That means that every vertex has only one line in, and one line out.

Now, traveling along these edges starting with $$v_{(1,1)}$$ gives consecutive values of the Fibonacci sequence. Since there is a finite number of vertices, and an infinte number of values in the FIbonacci squenece, the path must eventually loop.

Now, let's assume that the first repeated vertex is not $$v_{(1,1)}$$. Then there must be two edges leading into that vertex. One from the path from $$v_{(1,1)}$$ to that vertex, and another for the path from that vertex to itself (we know that the two are disjoint because this vertex is the first repeated vertex), but this contradicts that there is only one edge into any vertex. Therefore, the first repeated vertex is $$v_{(1,1)}$$.

This means that the fibonacci sequence mod n eventually hits ...,1,1 but that means that the fibonnaci sequence also hits ...,0,1,1 so there is a fibonacci number divisible by n./

Last edited: Apr 28, 2004
12. Apr 28, 2004

### gnome

Thanks very much for the explanations. I can follow the first. I follow the second in the sense that I can visualize a graph which I think is the graph you are describing. But my understanding of notation leaves much to be desired.

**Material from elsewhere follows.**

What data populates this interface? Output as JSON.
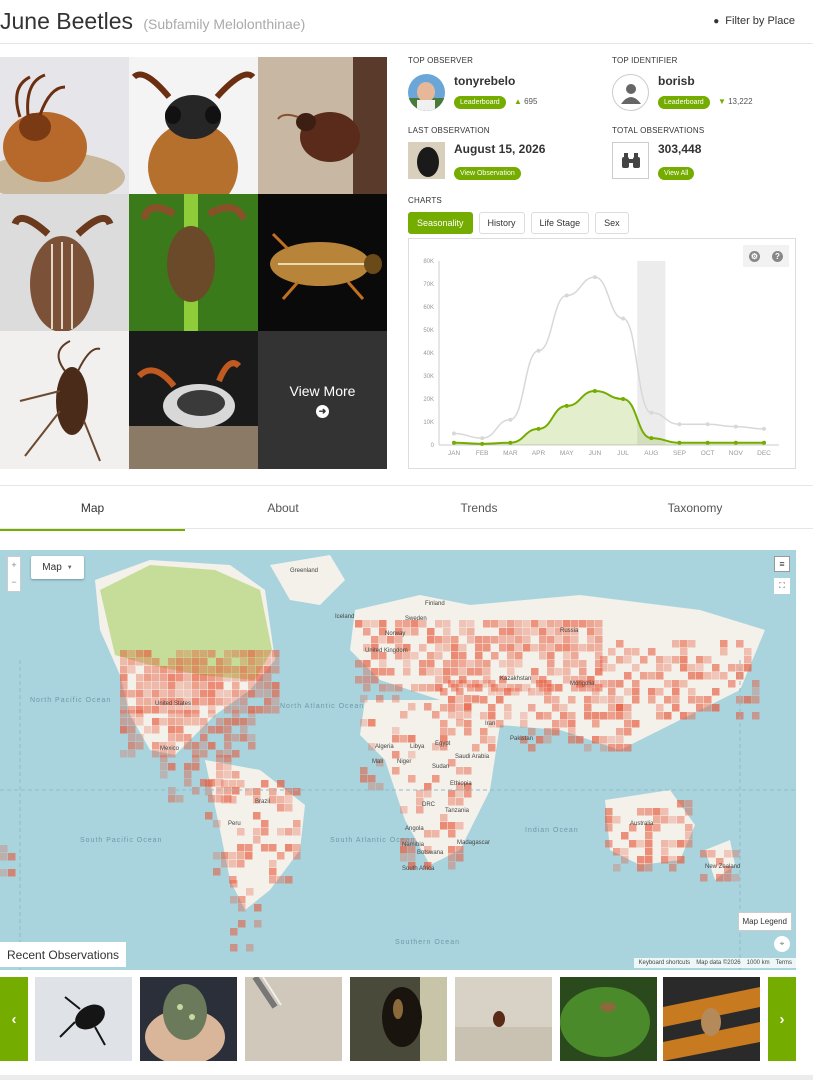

Does this
>>$$p \in \mathbb{Z}_n \times \mathbb{Z}_n$$

mean the same as this:
given three integers i,j,n, the set of all ordered pairs (i,j) such that 0 < i ≤ n and 0 < j ≤ n ?​

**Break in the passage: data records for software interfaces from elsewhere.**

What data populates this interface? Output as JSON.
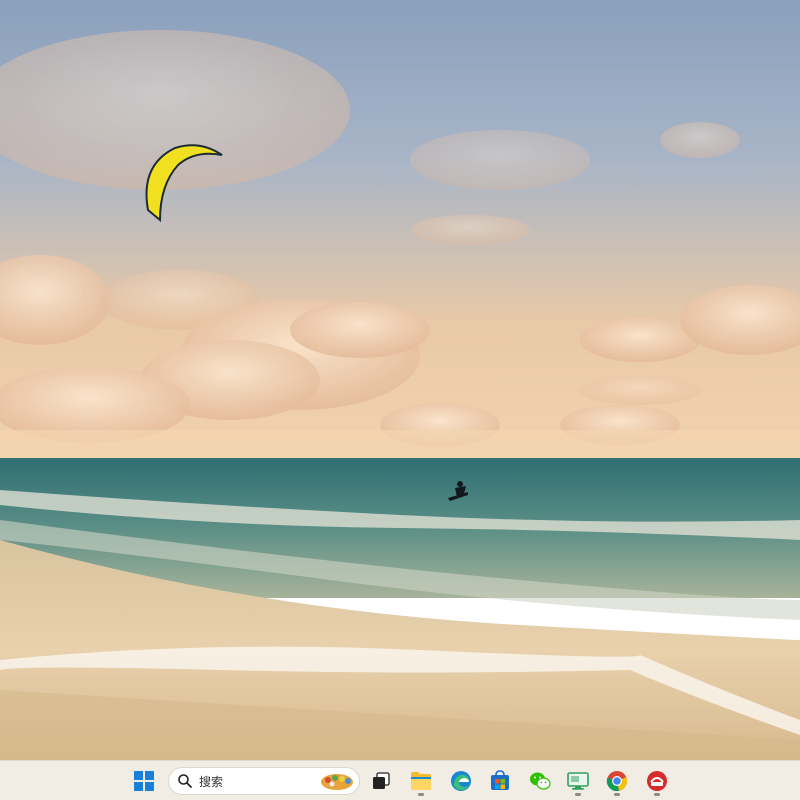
{
  "desktop": {
    "wallpaper": "beach-kitesurfer-sunset"
  },
  "taskbar": {
    "background": "#f1ece4",
    "search": {
      "placeholder": "搜索"
    },
    "items": [
      {
        "name": "start-button",
        "icon": "windows-logo-icon"
      },
      {
        "name": "task-view-button",
        "icon": "task-view-icon"
      },
      {
        "name": "file-explorer-button",
        "icon": "folder-icon",
        "running": true
      },
      {
        "name": "edge-button",
        "icon": "edge-browser-icon"
      },
      {
        "name": "store-button",
        "icon": "microsoft-store-icon"
      },
      {
        "name": "wechat-button",
        "icon": "wechat-icon"
      },
      {
        "name": "remote-desktop-button",
        "icon": "monitor-icon",
        "running": true
      },
      {
        "name": "chrome-button",
        "icon": "chrome-icon",
        "running": true
      },
      {
        "name": "app-button",
        "icon": "red-app-icon",
        "running": true
      }
    ]
  }
}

As to the node you refer to as
>>
$$v_{(a,b)} (a,b) \in\mathbb{Z}_n$$

can I interpret that as follows:
given two consecutive fibonacci numbers fa, fb and some integer n, in your node (a,b), a = fa mod n and b = fb mod n?​

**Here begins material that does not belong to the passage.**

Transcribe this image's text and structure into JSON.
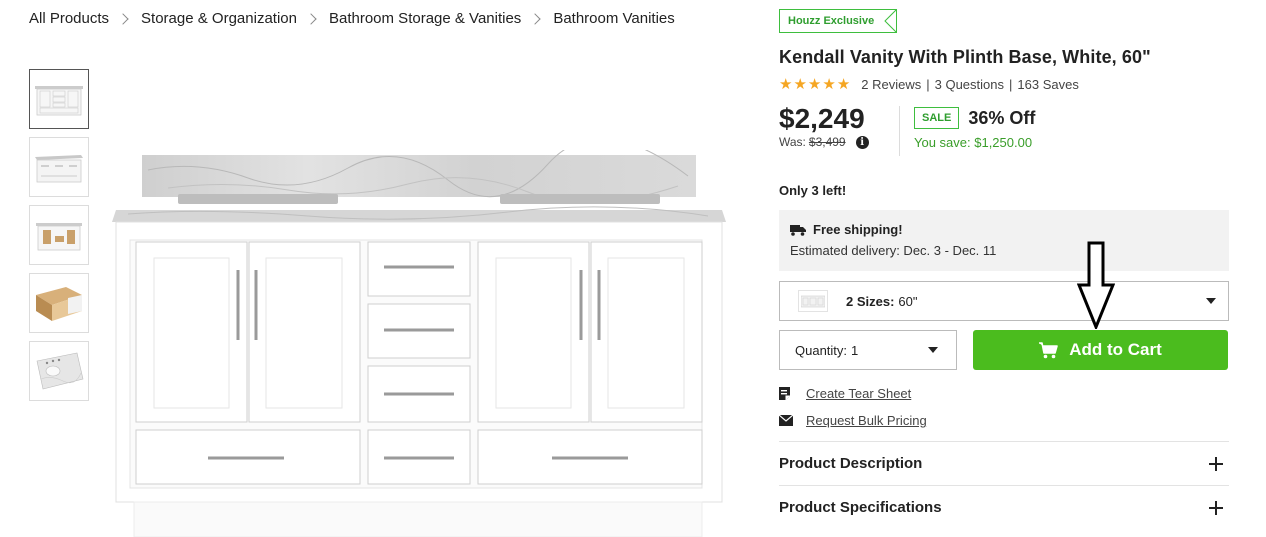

But I'm puzzled by your child nodes $$v_{(a,a+b)}$$. Did you mean to write $$v_{(b,a+b)}$$? If not, then I must be misunderstanding the meaning of $$v_{(a,b)}$$

13. Apr 28, 2004

### NateTG

Yes. $$\mathbb{Z}_n$$ is a notation for the intgers mod in, and $$\times$$ in that context is the cartesian product. (Technically it provides addition and subtraction, but I was explicit about that.)

That should definitely have been better. I meant that I can refer to $$v_{(a,b)}$$ where $$a$$ and $$b$$ are in $$\mathbb{Z}_n$$.

Once again, my error. I will correct those in the post, thank you.

Last edited: Apr 28, 2004
14. Apr 28, 2004

### gnome

Then I should have written

given three integers i,j,n, the set of all ordered pairs (i,j) such that 0 < i < n and 0 < j < n​

not "≤ n", correct?

Thanks, NateTG.

15. Apr 28, 2004

### NateTG

Actually, either 0 &leq; i < n or 0 < i &leq; n work. Since $$0 \equiv n$$(mod n) they're equivalent. But one side must be &leq;. (Since the fibonacci sequence hits 0 mod n, those definitely need to be there.)

16. Apr 28, 2004

### gnome

Duh....of course.

0 ≤ i < n and 0 ≤ j < n

Thanks again.